Everyone said ‘let me know how i can help’. But friend gave her questionnaire—it’s what helped most

January 10, 2018 9:48 am Last Updated: January 10, 2018 9:52 am

Caroline Hardin is a lot of things. She’s a musician, an artist, a writer, and a mother. Yet she has also struggled with anxiety and depression, and (as of September) being diagnosed with scleroderma: a rare disease causing a chronic hardening of the skin and connective tissues.

Since then, many people have come up to her saying things like “let us know what we can do” or given her dietary or spiritual advice that, though well-meaning, wasn’t quite what she needed.

Date night to see Bon Iver. Best time, best date.

A post shared by Caroline Hardin (@hardincaroline) on

But among all of the people who thought they were helping was one person who actually was: her friend who had been watching Hardin’s daughter while she and her husband visited a specialist and received the life-changing news about her health.

When she got home from her doctor’s appointment, Hardin found her friend had done two simple yet special things for her.

First, when she came home, she found that the whole house had been spotlessly cleaned. This was already a huge help, but then she noticed a handwritten note on legal paper, which “brought me to tears with its sincerity and perfection,” she wrote on The Mighty.

The note “was able to fully encompass everything [my friend would] need to know in order to effectively help me through this season.”


Her note started out without sugarcoating anything:

“Hey! I’m sorry today’s news sucked – royally.

“It’s hard for me to not know what my loved ones need and what they don’t need.”

Then, she continues by offering words of encouragement:

“I just need to say that you are so special and unique. You are brave and inspiring. It’s a great honor to know you.”

… And a promise to stick by her side:

“I’m sorry this is happening. I am praying for your healing, peace of mind and straight up endurance But/and I promise to walk with you through this as much as you want me to, as long as you need me to.”
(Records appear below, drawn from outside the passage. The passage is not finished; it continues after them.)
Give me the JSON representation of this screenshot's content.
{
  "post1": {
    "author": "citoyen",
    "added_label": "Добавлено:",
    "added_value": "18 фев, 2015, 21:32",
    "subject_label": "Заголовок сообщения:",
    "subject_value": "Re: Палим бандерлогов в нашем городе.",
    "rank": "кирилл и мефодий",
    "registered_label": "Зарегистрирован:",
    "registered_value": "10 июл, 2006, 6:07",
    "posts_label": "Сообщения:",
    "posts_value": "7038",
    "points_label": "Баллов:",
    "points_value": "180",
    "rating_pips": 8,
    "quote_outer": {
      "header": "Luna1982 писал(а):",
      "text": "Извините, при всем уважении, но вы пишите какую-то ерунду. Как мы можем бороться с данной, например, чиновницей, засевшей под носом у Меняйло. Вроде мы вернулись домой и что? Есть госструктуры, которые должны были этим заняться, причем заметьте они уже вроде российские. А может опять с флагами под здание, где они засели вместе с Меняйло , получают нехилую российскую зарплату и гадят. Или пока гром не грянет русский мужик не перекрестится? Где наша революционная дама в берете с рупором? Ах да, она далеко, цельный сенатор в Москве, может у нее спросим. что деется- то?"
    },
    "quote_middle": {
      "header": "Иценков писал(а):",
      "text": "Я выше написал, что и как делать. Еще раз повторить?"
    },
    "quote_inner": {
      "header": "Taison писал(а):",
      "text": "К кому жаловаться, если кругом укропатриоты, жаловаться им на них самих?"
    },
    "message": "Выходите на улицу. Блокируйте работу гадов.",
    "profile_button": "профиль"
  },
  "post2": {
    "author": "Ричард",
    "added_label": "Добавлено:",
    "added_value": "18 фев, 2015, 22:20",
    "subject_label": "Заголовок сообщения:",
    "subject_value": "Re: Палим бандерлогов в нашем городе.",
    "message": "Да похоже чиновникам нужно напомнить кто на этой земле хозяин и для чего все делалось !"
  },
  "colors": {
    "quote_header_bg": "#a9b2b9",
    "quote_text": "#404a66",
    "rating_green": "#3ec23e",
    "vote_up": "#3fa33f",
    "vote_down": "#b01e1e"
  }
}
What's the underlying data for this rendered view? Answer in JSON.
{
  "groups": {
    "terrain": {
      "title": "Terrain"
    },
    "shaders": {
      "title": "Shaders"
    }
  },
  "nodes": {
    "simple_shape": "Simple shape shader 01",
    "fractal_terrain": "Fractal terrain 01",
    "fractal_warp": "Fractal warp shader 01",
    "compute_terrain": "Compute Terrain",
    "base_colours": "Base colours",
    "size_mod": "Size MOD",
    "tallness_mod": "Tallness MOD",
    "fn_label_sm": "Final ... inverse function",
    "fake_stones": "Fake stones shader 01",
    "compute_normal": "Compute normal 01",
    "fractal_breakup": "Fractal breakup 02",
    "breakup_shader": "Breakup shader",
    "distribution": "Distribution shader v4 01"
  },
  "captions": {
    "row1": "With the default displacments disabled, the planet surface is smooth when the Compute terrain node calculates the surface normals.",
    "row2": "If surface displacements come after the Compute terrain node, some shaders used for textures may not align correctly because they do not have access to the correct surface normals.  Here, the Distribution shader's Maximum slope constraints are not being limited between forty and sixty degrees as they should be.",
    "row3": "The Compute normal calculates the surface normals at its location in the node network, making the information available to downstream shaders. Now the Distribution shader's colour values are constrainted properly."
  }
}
Finally, there was a series of questions:

“Answer these at your leisure:

My love languages are:
It bothers me when friends:
When I need help I:
A basket of my favorite things would consist of:
Time away from my child is something that I:
You know I am sad/depressed/lonely when:
What I need most when I’m sad/depressed/lonely is:
A list of things friends should never do would be:
A list of things friends should always do would be:”

Each question was followed by a bunch of “girly words,” which she had asked Hardin to circle. The options included things that were incredibly specific to her such as bread, Target, knowing glances, and Luna Lovegood from the Harry Potter series.


Yet she made sure to leave space for Hardin to write down any relevant information that she might have missed.

“I felt supported across the board,” Hardin said, “and wanted to share this amazing strategy and beautiful example of how to be there for a friend after rough news.”


Hardin was so moved by the act that she continued to talk about it 3 months later. She’s bragged to her doctors and therapist about this friend and has recommended others to try the survey approach, changing the questions and answers as needed to fit your specific needs.

“I think you’ll be pleasantly surprised at the responses you’ll get, just by enabling people to help and be helped,” she said.

So, next time you’re going through a difficult time or come across someone else who is, it wouldn’t hurt to keep this bold new strategy in mind.